--- REQUIRED WORK ---
Could you retype all of the data below exactly as given?

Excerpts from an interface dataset
[Start of Attachment]

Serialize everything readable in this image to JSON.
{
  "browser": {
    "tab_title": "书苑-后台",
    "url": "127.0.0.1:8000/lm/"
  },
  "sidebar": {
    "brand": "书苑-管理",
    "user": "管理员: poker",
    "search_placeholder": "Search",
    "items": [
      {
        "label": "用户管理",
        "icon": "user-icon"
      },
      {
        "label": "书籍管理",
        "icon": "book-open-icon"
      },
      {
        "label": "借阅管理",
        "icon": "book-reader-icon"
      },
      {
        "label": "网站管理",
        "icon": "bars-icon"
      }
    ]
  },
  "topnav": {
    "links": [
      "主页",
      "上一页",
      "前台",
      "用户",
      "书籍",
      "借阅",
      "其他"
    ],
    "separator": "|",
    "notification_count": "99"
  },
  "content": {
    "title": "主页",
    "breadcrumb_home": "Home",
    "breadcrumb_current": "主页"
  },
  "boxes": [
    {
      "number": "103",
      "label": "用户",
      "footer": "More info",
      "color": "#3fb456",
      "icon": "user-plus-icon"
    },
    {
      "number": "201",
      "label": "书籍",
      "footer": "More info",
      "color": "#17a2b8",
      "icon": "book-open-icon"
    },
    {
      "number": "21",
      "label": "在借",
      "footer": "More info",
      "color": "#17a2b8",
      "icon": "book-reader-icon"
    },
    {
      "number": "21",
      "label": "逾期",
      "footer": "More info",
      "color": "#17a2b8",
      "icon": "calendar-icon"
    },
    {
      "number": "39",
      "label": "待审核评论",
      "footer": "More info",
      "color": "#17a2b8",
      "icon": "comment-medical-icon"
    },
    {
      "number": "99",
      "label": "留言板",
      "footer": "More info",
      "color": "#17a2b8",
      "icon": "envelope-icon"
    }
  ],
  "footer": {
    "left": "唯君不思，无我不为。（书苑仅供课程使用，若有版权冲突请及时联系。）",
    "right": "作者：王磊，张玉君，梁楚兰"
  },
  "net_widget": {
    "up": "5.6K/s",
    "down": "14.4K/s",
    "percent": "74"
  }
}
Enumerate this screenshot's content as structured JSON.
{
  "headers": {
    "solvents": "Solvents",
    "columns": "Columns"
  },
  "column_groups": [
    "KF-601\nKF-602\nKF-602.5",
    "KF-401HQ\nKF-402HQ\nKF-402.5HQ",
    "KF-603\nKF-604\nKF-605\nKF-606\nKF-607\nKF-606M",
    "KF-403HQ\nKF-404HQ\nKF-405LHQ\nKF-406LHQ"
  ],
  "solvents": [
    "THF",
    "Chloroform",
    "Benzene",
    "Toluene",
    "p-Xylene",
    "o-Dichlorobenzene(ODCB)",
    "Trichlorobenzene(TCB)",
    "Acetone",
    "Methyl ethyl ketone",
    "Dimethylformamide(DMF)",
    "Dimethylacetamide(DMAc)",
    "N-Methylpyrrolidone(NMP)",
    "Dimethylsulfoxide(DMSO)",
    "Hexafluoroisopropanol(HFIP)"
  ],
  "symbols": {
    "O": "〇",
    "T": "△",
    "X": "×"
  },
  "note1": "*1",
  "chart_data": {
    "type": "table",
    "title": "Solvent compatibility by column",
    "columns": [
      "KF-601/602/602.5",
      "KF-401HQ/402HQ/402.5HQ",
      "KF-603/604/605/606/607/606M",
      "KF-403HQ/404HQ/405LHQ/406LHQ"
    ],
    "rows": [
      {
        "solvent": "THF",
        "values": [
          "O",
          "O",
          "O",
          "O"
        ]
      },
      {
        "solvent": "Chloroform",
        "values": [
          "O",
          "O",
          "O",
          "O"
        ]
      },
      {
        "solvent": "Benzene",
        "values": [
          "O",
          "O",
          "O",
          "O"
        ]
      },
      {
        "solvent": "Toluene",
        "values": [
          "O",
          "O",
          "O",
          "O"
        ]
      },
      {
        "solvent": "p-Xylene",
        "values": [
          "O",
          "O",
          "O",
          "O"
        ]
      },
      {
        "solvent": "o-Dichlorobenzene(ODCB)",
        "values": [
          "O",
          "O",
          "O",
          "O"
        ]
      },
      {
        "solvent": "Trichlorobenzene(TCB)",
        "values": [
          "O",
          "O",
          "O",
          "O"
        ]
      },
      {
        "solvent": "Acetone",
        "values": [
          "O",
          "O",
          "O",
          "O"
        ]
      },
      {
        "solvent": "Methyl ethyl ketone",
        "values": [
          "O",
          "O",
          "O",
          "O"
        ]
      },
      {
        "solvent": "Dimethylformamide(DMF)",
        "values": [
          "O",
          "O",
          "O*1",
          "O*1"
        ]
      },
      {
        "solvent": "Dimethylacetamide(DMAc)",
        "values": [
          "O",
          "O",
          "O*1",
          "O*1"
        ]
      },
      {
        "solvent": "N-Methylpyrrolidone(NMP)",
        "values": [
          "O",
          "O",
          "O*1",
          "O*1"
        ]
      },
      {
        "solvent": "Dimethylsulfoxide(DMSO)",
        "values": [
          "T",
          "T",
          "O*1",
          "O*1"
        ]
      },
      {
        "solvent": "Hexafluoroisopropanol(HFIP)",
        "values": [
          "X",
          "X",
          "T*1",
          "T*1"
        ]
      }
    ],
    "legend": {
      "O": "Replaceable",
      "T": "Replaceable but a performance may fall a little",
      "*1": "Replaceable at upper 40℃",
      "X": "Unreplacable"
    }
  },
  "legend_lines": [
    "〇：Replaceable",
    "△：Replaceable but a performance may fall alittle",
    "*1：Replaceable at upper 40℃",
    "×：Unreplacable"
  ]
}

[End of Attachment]

--- EXERCISE RESULT ---
Serialize everything readable in this image to JSON.
{
  "browser": {
    "tab_title": "书苑-后台",
    "url": "127.0.0.1:8000/lm/"
  },
  "sidebar": {
    "brand": "书苑-管理",
    "user": "管理员: poker",
    "search_placeholder": "Search",
    "items": [
      {
        "label": "用户管理",
        "icon": "user-icon"
      },
      {
        "label": "书籍管理",
        "icon": "book-open-icon"
      },
      {
        "label": "借阅管理",
        "icon": "book-reader-icon"
      },
      {
        "label": "网站管理",
        "icon": "bars-icon"
      }
    ]
  },
  "topnav": {
    "links": [
      "主页",
      "上一页",
      "前台",
      "用户",
      "书籍",
      "借阅",
      "其他"
    ],
    "separator": "|",
    "notification_count": "99"
  },
  "content": {
    "title": "主页",
    "breadcrumb_home": "Home",
    "breadcrumb_current": "主页"
  },
  "boxes": [
    {
      "number": "103",
      "label": "用户",
      "footer": "More info",
      "color": "#3fb456",
      "icon": "user-plus-icon"
    },
    {
      "number": "201",
      "label": "书籍",
      "footer": "More info",
      "color": "#17a2b8",
      "icon": "book-open-icon"
    },
    {
      "number": "21",
      "label": "在借",
      "footer": "More info",
      "color": "#17a2b8",
      "icon": "book-reader-icon"
    },
    {
      "number": "21",
      "label": "逾期",
      "footer": "More info",
      "color": "#17a2b8",
      "icon": "calendar-icon"
    },
    {
      "number": "39",
      "label": "待审核评论",
      "footer": "More info",
      "color": "#17a2b8",
      "icon": "comment-medical-icon"
    },
    {
      "number": "99",
      "label": "留言板",
      "footer": "More info",
      "color": "#17a2b8",
      "icon": "envelope-icon"
    }
  ],
  "footer": {
    "left": "唯君不思，无我不为。（书苑仅供课程使用，若有版权冲突请及时联系。）",
    "right": "作者：王磊，张玉君，梁楚兰"
  },
  "net_widget": {
    "up": "5.6K/s",
    "down": "14.4K/s",
    "percent": "74"
  }
}
Enumerate this screenshot's content as structured JSON.
{
  "headers": {
    "solvents": "Solvents",
    "columns": "Columns"
  },
  "column_groups": [
    "KF-601\nKF-602\nKF-602.5",
    "KF-401HQ\nKF-402HQ\nKF-402.5HQ",
    "KF-603\nKF-604\nKF-605\nKF-606\nKF-607\nKF-606M",
    "KF-403HQ\nKF-404HQ\nKF-405LHQ\nKF-406LHQ"
  ],
  "solvents": [
    "THF",
    "Chloroform",
    "Benzene",
    "Toluene",
    "p-Xylene",
    "o-Dichlorobenzene(ODCB)",
    "Trichlorobenzene(TCB)",
    "Acetone",
    "Methyl ethyl ketone",
    "Dimethylformamide(DMF)",
    "Dimethylacetamide(DMAc)",
    "N-Methylpyrrolidone(NMP)",
    "Dimethylsulfoxide(DMSO)",
    "Hexafluoroisopropanol(HFIP)"
  ],
  "symbols": {
    "O": "〇",
    "T": "△",
    "X": "×"
  },
  "note1": "*1",
  "chart_data": {
    "type": "table",
    "title": "Solvent compatibility by column",
    "columns": [
      "KF-601/602/602.5",
      "KF-401HQ/402HQ/402.5HQ",
      "KF-603/604/605/606/607/606M",
      "KF-403HQ/404HQ/405LHQ/406LHQ"
    ],
    "rows": [
      {
        "solvent": "THF",
        "values": [
          "O",
          "O",
          "O",
          "O"
        ]
      },
      {
        "solvent": "Chloroform",
        "values": [
          "O",
          "O",
          "O",
          "O"
        ]
      },
      {
        "solvent": "Benzene",
        "values": [
          "O",
          "O",
          "O",
          "O"
        ]
      },
      {
        "solvent": "Toluene",
        "values": [
          "O",
          "O",
          "O",
          "O"
        ]
      },
      {
        "solvent": "p-Xylene",
        "values": [
          "O",
          "O",
          "O",
          "O"
        ]
      },
      {
        "solvent": "o-Dichlorobenzene(ODCB)",
        "values": [
          "O",
          "O",
          "O",
          "O"
        ]
      },
      {
        "solvent": "Trichlorobenzene(TCB)",
        "values": [
          "O",
          "O",
          "O",
          "O"
        ]
      },
      {
        "solvent": "Acetone",
        "values": [
          "O",
          "O",
          "O",
          "O"
        ]
      },
      {
        "solvent": "Methyl ethyl ketone",
        "values": [
          "O",
          "O",
          "O",
          "O"
        ]
      },
      {
        "solvent": "Dimethylformamide(DMF)",
        "values": [
          "O",
          "O",
          "O*1",
          "O*1"
        ]
      },
      {
        "solvent": "Dimethylacetamide(DMAc)",
        "values": [
          "O",
          "O",
          "O*1",
          "O*1"
        ]
      },
      {
        "solvent": "N-Methylpyrrolidone(NMP)",
        "values": [
          "O",
          "O",
          "O*1",
          "O*1"
        ]
      },
      {
        "solvent": "Dimethylsulfoxide(DMSO)",
        "values": [
          "T",
          "T",
          "O*1",
          "O*1"
        ]
      },
      {
        "solvent": "Hexafluoroisopropanol(HFIP)",
        "values": [
          "X",
          "X",
          "T*1",
          "T*1"
        ]
      }
    ],
    "legend": {
      "O": "Replaceable",
      "T": "Replaceable but a performance may fall a little",
      "*1": "Replaceable at upper 40℃",
      "X": "Unreplacable"
    }
  },
  "legend_lines": [
    "〇：Replaceable",
    "△：Replaceable but a performance may fall alittle",
    "*1：Replaceable at upper 40℃",
    "×：Unreplacable"
  ]
}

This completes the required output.